We first photographed the otters on our camera trap back in April, but these new images provide further evidence that they have an established local population. Otter populations across England suffered dramatic declines between the 1950’s and 1970’s due to increases in persecution and pesticides washing into waterways. Since the withdrawal of organo-chlorine pesticides, otter populations have been steadily increasing across the UK. As an apex predator in English riverine environments, their presence here in Durham indicates that we have a healthy river system. This is encouraging news, not only for this threatened species, but for all of our local biodiversity.

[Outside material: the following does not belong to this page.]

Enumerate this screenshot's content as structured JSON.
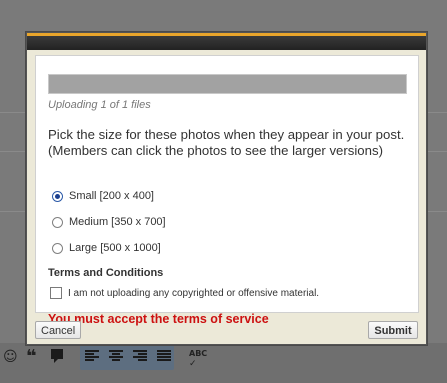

We also managed to capture a couple of Durham’s less salubrious characters on camera, including plenty of pictures of our local rat population (almost 500 pictures in one week alone!) and a couple of an American mink. American mink and European otters are very similar species, both semi-aquatic in nature and belonging to the same guild of mustelids. These species are sometimes mistaken for each other but you can see in the picture below that mink, despite being a similar shape to otters, are much smaller, have much darker, almost black fur and a fluffy tail. Mink are an introduced species here in the UK, becoming established in the wild in the 1950’s due to a combination of purposeful releases and escapes from fur farms. Voracious carnivores, mink have been widely implicated in the population declines of water voles, as mink are small enough to follow their prey down its burrow. Recently, however, competition from the recovering otter populations seems to have caused a decline in mink populations. Hopefully the disturbance of mink will allow for the natural recovery of local water vole populations.